Rationale: Acupuncture can be used on animals to help balance the immune system, stimulate healing, and treat internal problems such as cancer and heart disease.
Notes: According to acupuncture philosophy, illness is the result of imbalance in the body’s energy. Acupuncture points on the body’s meridians—pathways along which energy flows—can be used to influence your pet’s energy. For more information, contact the American Academy of Veterinary Acupuncture at 303.772.6726 or visit www.aava.org.
Rationale: Because chiropractors generally don’t work with veterinary supervision, their work on pets remains a controversial topic. Adherents believe adjustments to your pet’s skeletal system can help manage disk problems, hip dysplasia and any disease that puts stress on the bones.
Notes: To find an animal chiropractor in your area, contact the American Veterinary Chiropractic Association at 309.658.2958 or visit www.avcadoctors.com.
Rationale: Certified massage therapists will treat your pet’s muscle strains, musculoskeletal injuries, and arthritis, and help your pet recover from surgery. Massage therapy is also beneficial for the general health of your dog or cat, according to Rhonda Reich, animal massage program coordinator for the Boulder (Colorado) College of Massage Therapy.

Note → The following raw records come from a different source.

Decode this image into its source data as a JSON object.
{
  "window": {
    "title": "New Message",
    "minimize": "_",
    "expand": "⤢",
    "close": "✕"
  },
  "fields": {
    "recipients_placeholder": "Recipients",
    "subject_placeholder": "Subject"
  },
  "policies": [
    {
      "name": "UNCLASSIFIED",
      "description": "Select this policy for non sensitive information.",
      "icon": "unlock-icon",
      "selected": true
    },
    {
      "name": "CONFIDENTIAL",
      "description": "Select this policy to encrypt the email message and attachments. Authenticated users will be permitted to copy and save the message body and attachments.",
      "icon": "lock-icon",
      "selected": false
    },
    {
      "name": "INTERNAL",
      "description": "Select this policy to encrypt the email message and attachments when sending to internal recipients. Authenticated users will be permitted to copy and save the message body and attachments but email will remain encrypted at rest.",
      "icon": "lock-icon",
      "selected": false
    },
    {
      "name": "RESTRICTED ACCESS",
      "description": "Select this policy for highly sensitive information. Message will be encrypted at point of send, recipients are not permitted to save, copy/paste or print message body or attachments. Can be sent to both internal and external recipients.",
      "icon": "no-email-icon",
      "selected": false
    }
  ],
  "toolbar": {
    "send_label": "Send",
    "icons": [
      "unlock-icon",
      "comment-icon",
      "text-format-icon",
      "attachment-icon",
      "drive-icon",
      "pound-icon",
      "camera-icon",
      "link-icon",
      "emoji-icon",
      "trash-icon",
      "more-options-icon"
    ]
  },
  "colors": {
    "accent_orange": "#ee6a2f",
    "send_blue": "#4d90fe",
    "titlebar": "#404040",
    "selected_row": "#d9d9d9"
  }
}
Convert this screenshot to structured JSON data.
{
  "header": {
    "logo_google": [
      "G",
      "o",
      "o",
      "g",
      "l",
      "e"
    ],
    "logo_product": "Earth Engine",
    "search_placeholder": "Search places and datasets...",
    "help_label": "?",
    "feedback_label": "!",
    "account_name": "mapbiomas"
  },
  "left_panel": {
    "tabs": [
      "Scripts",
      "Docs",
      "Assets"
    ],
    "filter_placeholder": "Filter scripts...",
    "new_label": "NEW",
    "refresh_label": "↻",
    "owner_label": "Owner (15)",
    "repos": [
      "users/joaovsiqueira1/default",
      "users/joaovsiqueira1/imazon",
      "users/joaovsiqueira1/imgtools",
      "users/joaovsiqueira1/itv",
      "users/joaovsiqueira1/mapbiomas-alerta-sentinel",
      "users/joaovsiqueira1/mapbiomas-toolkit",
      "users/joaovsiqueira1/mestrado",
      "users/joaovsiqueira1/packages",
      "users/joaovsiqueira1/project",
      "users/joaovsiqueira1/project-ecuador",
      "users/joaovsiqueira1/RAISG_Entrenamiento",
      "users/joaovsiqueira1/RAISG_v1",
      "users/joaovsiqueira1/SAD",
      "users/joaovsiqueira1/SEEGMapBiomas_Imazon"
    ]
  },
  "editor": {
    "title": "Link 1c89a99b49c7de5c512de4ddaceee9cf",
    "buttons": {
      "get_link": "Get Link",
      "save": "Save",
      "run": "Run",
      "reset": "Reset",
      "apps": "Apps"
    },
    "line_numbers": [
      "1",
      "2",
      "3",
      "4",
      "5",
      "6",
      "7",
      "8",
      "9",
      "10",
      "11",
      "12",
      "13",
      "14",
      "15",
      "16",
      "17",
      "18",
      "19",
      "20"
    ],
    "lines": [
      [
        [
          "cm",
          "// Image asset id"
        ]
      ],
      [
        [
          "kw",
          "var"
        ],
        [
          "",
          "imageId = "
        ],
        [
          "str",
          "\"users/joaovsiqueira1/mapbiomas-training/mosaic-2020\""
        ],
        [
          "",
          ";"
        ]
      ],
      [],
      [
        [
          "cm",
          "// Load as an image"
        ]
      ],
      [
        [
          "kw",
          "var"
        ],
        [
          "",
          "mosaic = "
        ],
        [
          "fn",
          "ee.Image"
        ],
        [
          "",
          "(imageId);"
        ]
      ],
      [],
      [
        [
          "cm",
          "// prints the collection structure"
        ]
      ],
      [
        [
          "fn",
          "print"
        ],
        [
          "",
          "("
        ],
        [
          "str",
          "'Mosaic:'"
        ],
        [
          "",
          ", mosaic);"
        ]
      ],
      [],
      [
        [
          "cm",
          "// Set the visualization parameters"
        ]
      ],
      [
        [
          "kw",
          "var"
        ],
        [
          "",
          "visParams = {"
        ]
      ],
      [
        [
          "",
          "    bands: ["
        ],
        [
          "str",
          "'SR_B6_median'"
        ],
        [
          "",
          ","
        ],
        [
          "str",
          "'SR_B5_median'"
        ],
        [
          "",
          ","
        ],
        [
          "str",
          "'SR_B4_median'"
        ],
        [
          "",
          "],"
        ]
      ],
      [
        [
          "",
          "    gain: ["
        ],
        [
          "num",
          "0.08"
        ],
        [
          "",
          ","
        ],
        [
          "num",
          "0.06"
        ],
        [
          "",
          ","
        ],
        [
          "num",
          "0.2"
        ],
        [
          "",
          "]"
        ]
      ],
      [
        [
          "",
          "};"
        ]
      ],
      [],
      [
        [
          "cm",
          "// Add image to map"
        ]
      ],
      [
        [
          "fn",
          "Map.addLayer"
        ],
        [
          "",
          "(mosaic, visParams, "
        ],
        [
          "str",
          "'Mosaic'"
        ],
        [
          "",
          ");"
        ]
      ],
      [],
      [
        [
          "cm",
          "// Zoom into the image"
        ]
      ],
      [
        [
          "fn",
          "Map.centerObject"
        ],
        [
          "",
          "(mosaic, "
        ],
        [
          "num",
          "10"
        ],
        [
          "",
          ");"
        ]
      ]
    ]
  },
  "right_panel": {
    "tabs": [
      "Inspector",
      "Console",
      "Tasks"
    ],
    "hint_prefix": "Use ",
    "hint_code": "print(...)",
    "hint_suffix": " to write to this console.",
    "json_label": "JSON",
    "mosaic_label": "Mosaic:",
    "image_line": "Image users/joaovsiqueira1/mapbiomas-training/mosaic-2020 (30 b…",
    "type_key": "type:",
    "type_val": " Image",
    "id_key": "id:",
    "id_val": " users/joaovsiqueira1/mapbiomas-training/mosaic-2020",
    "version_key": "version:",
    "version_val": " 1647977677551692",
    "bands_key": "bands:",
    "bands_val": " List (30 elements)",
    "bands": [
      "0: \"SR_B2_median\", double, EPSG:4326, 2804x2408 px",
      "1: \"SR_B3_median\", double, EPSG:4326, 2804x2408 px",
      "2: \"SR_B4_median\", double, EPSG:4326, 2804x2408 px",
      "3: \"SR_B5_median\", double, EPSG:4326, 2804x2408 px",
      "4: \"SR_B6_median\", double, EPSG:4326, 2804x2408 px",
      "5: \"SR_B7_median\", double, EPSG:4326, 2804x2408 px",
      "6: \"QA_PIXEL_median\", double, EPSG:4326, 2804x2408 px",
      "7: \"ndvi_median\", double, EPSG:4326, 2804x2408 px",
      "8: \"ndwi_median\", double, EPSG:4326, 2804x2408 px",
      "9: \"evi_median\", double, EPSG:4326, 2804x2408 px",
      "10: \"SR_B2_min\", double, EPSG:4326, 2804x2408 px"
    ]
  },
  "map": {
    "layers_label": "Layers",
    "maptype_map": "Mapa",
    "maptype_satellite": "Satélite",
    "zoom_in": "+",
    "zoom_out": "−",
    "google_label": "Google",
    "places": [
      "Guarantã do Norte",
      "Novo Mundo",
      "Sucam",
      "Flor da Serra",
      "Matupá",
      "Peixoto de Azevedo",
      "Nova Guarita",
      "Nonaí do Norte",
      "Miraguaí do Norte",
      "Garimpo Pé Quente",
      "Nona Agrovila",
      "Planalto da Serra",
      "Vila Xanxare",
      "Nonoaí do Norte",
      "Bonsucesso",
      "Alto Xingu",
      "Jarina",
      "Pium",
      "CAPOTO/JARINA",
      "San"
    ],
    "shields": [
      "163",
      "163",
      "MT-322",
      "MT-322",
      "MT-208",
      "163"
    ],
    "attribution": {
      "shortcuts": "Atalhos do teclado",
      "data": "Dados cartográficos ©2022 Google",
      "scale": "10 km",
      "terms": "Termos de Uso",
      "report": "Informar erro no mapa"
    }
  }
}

Notes: To find a certified massage therapist in your area, call BCMT at 303.530.2100. Try your own hand at massaging your pet with information from The Healing Touch: The Proven Massage Program for Cats and Dogs by Michael W. Fox (NewMarket Press, 1990).